"In general, SIG awards allowed schools to accelerate and expand upon Imagine 2014 initiatives," said Feiner, referring to Ackerman's strategic plan, which includes a grab-bag of reform measures.
Around the country, SIG money has been put towards similar initiatives.
"Increasing learning time is being implemented in the largest percentage of schools," said Kandace Jones, special assistant at the newly formed Office of School Turnaround at the U.S. Department of Education.
She said that SIGs also go toward professional development, recruiting leadership and teachers, increased outreach to parents, and new curricula that include problem-based and small-group learning or a focus on Science, Technology, Engineering, and Mathematics (STEM).
The transformation model has been popular partly because the application time frame for the SIG funds has been so compressed, said Sarah Yatsko, a researcher at the Center for Reinventing Public Education at the University of Washington. In many cases, there was no time to reach agreements with the unions for a turnaround model that involves replacing half the staff, she said.
Philadelphia was well-positioned
Nationally last year, the Department of Education gave out $673 million in SIGs, 71 percent of which went to transformation.
The money is funneled through the states. Philadelphia was positioned to receive the most grants of any major city because of how Pennsylvania defines low-performing schools. Each state defines the target schools differently.
"Based on [Pennsylvania's] definition, Philadelphia had about 96 eligible schools," said Jason Snyder, who heads the federal turnaround office. "The state decided to award a lot of funds of the state in Philadelphia because it felt it was a high priority."
Each District submits an application to the state detailing what it would do with the money in each school. Philadelphia submitted applications for 50 schools.
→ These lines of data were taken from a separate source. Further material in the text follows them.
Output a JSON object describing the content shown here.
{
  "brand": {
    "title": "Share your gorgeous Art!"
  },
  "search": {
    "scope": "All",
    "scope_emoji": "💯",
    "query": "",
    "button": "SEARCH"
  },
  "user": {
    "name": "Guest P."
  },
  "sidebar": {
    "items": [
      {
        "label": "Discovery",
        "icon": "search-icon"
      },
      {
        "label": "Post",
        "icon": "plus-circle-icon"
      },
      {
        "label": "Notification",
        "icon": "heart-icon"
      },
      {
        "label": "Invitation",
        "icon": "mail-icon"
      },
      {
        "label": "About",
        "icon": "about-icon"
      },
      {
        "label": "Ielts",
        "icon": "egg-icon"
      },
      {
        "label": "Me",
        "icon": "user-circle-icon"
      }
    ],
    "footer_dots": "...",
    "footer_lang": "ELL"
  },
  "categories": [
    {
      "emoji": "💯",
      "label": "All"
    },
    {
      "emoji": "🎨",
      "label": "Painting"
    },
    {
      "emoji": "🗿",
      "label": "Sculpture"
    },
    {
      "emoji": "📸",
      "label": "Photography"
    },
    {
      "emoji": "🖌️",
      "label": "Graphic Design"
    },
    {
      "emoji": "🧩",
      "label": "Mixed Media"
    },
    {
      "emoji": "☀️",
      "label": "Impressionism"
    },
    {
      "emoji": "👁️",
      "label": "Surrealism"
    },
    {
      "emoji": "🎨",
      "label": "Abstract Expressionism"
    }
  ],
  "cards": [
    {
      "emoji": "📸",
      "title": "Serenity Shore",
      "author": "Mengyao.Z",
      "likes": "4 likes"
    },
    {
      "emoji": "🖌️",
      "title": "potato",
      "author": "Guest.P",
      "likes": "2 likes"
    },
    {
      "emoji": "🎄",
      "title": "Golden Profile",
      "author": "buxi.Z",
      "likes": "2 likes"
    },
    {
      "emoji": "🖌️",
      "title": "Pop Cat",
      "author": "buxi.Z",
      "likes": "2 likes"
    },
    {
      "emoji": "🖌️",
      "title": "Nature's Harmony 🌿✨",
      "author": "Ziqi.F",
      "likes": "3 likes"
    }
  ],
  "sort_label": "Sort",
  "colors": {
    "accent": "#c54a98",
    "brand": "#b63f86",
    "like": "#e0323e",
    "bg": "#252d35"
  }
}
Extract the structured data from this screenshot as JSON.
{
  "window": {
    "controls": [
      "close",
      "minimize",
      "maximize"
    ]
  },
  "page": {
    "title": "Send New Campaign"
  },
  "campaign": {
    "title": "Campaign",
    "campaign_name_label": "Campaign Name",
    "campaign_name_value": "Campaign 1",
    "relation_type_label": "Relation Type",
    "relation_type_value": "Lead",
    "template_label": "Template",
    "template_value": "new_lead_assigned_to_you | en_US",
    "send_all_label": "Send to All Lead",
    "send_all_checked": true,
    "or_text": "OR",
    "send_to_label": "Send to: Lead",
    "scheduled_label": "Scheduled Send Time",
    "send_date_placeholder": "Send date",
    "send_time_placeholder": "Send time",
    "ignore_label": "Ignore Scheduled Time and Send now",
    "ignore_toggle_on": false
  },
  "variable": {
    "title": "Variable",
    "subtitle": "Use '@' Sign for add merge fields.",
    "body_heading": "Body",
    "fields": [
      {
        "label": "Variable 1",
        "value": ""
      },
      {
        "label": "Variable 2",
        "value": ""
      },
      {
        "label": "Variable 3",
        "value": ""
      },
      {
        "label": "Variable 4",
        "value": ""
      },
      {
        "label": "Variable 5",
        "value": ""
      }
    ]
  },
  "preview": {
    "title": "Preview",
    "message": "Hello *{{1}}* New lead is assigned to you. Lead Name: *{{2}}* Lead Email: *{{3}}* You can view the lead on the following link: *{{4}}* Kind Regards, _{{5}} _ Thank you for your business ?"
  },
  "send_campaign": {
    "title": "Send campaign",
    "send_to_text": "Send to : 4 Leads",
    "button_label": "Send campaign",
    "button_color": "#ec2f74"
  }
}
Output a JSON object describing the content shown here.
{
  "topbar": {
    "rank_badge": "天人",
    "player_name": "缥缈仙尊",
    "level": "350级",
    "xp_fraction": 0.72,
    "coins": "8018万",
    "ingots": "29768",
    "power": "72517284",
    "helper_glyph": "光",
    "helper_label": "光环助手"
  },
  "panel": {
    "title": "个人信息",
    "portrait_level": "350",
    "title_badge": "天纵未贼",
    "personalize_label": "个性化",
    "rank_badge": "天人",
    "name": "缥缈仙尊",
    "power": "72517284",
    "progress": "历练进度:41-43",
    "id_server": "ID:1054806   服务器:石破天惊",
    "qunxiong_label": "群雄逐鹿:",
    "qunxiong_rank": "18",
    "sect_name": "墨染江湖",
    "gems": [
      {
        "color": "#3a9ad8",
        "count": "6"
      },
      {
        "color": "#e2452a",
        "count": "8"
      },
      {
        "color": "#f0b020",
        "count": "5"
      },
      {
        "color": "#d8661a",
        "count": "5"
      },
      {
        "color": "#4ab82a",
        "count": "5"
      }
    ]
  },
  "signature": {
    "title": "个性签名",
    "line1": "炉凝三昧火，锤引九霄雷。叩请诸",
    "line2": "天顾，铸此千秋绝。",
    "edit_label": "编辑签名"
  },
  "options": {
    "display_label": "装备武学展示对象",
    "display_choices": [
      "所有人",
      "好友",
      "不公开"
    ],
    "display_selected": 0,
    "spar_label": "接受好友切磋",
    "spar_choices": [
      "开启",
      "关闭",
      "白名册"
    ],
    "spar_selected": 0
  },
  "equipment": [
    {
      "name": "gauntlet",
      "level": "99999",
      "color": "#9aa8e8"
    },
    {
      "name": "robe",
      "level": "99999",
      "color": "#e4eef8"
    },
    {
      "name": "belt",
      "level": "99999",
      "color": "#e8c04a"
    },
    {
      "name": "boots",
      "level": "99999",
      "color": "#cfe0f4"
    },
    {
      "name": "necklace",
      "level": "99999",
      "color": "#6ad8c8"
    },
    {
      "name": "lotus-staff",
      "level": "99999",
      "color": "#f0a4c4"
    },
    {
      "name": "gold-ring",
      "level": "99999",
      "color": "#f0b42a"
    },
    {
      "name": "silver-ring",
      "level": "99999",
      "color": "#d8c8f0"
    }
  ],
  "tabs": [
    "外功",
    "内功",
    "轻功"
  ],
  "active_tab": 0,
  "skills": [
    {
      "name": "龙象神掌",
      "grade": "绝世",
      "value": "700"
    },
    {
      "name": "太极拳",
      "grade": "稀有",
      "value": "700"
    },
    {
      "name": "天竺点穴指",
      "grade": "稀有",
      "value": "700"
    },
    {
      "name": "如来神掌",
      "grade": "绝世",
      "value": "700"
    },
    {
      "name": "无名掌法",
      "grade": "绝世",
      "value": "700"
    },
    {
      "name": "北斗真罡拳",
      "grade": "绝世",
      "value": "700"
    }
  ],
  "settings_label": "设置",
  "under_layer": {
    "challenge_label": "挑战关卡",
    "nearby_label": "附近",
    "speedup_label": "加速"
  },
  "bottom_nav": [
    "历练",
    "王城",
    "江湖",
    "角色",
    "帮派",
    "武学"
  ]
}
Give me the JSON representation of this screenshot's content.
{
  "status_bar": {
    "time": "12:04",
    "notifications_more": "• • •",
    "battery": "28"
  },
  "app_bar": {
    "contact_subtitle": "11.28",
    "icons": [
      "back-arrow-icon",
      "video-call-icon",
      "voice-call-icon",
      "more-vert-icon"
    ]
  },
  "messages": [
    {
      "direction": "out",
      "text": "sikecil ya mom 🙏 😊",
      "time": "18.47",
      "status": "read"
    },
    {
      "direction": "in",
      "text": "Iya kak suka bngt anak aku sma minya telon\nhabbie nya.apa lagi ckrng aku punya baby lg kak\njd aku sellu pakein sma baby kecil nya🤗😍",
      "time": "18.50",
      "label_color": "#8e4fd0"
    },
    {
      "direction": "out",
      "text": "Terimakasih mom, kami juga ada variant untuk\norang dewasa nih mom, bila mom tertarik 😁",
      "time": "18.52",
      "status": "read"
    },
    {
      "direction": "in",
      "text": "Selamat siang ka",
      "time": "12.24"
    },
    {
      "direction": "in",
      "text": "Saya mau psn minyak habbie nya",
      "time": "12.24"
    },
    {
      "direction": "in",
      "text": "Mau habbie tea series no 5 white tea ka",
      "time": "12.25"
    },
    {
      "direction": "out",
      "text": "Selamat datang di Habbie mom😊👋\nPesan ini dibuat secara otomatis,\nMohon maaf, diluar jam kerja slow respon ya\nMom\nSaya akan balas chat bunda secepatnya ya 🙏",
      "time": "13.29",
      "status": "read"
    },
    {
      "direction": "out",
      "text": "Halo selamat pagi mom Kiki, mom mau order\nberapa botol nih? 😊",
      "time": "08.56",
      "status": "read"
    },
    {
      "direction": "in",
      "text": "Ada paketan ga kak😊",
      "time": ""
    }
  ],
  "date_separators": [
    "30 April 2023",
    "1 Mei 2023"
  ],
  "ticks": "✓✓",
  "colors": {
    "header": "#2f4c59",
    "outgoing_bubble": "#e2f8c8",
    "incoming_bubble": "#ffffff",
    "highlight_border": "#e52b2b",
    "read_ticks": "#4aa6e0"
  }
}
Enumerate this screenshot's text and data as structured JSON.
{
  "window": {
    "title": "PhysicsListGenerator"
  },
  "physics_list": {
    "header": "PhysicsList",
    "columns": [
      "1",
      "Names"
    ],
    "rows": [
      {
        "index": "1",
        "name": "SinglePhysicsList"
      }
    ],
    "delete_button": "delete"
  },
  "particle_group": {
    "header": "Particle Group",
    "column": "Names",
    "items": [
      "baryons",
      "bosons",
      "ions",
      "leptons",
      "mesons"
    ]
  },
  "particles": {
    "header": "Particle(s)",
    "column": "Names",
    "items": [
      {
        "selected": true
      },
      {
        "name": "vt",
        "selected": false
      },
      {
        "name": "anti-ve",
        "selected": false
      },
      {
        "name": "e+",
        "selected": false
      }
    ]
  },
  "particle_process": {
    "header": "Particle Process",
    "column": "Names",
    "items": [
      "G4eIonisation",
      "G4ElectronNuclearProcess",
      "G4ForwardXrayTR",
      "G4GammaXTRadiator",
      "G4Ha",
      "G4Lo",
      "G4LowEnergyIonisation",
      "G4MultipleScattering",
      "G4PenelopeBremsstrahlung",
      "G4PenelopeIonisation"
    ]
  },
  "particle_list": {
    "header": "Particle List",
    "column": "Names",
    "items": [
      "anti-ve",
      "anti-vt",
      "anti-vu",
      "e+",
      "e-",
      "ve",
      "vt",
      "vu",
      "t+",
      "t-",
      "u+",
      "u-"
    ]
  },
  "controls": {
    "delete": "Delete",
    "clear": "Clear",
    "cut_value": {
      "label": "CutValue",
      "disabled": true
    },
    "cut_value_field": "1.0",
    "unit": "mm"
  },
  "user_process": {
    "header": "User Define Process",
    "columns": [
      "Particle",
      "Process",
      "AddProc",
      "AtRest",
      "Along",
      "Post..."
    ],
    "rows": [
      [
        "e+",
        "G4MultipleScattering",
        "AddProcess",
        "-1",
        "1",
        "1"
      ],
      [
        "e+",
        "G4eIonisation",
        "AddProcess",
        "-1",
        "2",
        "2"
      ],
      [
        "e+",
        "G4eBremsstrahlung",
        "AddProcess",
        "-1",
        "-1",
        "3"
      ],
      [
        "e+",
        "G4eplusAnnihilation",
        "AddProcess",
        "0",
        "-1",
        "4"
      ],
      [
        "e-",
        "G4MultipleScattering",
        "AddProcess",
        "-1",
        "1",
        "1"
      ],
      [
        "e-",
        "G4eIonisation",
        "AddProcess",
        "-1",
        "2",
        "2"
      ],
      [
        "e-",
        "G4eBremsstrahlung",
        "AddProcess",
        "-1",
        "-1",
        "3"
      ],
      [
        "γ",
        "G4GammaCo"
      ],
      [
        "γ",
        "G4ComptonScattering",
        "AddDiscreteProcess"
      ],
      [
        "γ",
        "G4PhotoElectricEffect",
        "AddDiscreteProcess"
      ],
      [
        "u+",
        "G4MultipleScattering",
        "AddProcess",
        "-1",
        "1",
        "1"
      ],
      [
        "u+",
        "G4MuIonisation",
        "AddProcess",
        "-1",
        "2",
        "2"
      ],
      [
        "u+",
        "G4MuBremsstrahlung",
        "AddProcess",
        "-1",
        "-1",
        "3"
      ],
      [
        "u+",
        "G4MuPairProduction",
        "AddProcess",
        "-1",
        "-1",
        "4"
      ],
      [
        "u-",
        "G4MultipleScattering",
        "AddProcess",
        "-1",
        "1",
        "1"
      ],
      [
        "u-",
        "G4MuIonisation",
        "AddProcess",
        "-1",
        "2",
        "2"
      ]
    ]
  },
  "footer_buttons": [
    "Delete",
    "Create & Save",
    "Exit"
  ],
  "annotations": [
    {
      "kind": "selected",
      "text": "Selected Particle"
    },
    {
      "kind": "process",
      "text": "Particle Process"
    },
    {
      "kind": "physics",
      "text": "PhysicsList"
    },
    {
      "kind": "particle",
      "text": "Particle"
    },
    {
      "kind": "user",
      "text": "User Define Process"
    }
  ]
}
This year, the District received five more SIG awards from a second round of grants. The largest, more than $5 million, went to Olney High School, which has been converted to a Renaissance charter school under ASPIRA. Three were for transformation – Furness High School, W.D. Kelley Elementary School, and Penn Treaty Middle School.
The fifth grant, for Barry Elementary, was originally for "turnaround," or the model used by Promise Academies, in which more than half the staff is replaced.
However, Barry was one of eight schools that were slated to be Promise Academies but then pulled back due to lack of funding. Feiner said that a new grant application will be submitted under the transformation model.